-------- EXTRACTED MATERIAL
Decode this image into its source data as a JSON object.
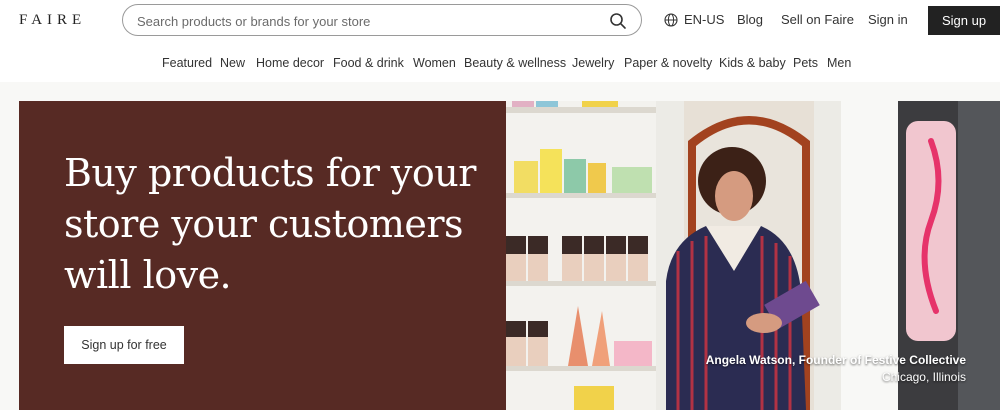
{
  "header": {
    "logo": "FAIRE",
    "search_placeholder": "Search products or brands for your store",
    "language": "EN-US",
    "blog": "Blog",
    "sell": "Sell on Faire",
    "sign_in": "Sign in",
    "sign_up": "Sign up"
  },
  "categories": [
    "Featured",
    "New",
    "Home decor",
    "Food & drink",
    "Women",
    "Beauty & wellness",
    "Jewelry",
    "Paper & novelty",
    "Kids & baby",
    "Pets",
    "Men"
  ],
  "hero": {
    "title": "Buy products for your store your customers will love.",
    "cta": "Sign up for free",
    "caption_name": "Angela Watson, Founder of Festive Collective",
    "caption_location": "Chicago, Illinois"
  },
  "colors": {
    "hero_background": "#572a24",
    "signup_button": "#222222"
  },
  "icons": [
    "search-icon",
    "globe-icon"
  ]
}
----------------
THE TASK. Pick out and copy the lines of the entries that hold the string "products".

PROBLEM SOLUTION.
    "search_placeholder": "Search products or brands for your store",
    "title": "Buy products for your store your customers will love.",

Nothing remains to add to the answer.